WORK TO COMPLETE >> Pull every line containing "Publishing" from the data.

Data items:
+--

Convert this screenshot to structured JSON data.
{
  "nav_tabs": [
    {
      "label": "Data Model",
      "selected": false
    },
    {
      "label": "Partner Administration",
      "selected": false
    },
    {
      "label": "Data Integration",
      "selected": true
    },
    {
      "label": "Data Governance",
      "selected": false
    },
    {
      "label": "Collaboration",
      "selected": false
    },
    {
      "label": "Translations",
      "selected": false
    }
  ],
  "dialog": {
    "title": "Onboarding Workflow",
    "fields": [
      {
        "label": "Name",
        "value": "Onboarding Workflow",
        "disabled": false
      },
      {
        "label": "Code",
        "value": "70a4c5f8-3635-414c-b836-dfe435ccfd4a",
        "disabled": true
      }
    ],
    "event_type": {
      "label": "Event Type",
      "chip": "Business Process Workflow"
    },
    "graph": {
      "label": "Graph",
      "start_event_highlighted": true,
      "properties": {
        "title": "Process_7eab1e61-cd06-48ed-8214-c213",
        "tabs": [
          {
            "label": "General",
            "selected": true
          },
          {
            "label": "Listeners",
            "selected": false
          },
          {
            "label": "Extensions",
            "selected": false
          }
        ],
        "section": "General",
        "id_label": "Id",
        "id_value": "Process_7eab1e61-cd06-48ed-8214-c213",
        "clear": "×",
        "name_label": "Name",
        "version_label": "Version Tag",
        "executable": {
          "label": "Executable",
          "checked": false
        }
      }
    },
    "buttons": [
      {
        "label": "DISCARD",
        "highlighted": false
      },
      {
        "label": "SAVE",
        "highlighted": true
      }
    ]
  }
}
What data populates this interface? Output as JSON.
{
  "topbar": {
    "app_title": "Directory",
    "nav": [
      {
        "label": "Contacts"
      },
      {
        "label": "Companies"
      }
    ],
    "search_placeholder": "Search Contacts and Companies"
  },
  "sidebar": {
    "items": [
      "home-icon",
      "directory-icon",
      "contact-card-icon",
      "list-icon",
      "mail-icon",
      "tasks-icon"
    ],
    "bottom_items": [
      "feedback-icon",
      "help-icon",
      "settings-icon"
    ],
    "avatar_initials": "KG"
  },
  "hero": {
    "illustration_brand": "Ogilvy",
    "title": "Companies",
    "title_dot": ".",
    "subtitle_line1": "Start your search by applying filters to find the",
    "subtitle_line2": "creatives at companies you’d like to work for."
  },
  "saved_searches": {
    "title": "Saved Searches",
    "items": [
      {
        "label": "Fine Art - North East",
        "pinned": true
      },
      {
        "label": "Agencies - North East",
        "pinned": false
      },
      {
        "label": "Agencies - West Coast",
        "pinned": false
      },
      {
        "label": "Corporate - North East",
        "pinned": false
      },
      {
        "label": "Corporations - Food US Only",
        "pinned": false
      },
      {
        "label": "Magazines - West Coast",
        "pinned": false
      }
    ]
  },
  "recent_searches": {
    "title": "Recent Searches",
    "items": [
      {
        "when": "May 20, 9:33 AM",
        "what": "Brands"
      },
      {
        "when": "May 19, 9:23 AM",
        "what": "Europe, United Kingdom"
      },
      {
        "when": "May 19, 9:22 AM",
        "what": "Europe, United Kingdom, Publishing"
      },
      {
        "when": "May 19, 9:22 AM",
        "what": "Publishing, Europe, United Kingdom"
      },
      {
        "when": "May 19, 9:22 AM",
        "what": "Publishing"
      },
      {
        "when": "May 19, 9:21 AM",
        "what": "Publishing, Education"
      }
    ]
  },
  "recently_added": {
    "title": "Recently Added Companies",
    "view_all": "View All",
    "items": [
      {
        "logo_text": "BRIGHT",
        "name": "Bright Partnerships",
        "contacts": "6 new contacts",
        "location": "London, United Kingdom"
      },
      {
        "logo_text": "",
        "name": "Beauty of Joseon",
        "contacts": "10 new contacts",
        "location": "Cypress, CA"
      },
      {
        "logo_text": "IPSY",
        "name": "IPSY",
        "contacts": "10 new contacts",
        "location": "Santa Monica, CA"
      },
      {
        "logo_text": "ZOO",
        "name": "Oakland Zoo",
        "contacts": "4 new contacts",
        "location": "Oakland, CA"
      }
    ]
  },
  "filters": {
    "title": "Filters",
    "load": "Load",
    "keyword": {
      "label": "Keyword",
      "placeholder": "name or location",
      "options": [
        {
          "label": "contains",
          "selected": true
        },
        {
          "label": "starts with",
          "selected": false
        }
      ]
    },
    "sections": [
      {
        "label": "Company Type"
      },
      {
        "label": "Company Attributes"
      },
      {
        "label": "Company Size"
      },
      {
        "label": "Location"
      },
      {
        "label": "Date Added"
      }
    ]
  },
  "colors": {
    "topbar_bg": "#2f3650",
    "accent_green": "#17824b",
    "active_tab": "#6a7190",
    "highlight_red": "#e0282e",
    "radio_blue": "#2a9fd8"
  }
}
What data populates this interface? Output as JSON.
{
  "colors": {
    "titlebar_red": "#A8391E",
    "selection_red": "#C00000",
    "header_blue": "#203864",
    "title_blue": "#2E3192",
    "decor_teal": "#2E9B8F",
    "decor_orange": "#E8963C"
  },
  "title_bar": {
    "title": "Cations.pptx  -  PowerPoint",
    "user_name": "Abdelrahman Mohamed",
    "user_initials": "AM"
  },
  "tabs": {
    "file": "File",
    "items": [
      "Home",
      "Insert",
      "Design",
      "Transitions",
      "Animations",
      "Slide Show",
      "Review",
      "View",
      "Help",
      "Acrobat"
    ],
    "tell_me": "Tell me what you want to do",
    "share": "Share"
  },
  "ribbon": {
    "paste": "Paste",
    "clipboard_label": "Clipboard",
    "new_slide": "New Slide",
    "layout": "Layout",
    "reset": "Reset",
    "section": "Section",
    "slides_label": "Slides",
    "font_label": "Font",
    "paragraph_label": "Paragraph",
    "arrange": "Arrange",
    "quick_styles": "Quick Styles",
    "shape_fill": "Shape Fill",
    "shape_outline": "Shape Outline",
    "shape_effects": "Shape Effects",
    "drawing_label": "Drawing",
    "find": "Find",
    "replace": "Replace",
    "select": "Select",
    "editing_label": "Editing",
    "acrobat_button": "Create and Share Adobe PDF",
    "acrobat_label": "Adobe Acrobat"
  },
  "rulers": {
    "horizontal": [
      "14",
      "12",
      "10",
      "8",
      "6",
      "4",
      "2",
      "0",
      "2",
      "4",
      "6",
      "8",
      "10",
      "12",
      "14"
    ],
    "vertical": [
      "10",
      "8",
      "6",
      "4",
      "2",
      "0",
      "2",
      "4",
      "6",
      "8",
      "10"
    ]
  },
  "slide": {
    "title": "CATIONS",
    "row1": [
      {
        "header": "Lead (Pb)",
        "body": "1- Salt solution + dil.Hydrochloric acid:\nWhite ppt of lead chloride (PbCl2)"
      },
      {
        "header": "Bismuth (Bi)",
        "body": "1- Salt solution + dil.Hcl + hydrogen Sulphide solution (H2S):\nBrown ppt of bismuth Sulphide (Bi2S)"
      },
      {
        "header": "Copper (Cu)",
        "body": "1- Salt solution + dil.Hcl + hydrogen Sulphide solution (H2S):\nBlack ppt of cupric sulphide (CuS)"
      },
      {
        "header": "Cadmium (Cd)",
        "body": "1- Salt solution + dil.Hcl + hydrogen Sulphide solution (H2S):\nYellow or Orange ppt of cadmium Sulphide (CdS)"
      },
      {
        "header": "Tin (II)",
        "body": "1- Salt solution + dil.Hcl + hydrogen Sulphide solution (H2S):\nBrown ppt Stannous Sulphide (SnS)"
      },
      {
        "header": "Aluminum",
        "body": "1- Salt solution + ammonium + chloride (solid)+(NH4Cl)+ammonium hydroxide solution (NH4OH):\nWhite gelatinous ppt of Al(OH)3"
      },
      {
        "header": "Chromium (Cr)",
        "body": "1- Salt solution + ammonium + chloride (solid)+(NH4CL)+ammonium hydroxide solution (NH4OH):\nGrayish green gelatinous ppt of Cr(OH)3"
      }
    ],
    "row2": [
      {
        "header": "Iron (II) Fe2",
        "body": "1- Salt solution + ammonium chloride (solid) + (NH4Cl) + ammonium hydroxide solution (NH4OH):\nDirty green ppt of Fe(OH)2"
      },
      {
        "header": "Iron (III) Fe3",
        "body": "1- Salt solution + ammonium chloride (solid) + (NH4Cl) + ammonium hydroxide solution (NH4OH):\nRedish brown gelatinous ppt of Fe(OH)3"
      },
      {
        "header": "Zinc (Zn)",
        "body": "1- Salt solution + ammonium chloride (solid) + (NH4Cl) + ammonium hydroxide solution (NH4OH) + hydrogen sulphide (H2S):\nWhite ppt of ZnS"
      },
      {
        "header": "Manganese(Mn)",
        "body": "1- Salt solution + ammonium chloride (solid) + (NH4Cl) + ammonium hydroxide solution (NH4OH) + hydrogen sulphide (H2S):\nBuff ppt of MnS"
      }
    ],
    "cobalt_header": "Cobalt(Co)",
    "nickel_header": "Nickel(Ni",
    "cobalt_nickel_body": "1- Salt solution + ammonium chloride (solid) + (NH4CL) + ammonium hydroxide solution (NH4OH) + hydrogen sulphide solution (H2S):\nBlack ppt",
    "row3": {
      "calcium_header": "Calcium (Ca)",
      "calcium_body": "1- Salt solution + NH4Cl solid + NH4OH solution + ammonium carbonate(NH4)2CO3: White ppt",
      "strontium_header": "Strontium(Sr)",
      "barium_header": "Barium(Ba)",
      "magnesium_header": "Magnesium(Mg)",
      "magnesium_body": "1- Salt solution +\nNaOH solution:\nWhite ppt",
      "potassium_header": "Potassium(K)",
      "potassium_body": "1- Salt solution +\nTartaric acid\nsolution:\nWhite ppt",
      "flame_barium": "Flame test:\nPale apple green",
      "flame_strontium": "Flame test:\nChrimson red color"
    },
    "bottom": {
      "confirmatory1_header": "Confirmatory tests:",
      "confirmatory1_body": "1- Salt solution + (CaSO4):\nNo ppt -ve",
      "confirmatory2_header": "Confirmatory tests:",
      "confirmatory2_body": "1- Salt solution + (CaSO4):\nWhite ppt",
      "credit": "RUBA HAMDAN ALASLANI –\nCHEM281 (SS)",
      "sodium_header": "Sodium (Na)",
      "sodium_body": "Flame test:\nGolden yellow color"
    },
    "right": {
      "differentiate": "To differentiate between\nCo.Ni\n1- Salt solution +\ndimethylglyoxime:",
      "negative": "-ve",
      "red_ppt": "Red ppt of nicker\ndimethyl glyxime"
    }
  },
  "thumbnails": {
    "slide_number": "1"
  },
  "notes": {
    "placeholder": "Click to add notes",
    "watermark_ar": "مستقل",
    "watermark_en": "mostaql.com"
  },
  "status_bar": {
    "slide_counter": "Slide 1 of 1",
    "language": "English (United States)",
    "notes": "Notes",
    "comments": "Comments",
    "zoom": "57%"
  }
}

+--

TASK ANSWER >>
        "what": "Europe, United Kingdom, Publishing"
        "what": "Publishing, Europe, United Kingdom"
        "what": "Publishing"
        "what": "Publishing, Education"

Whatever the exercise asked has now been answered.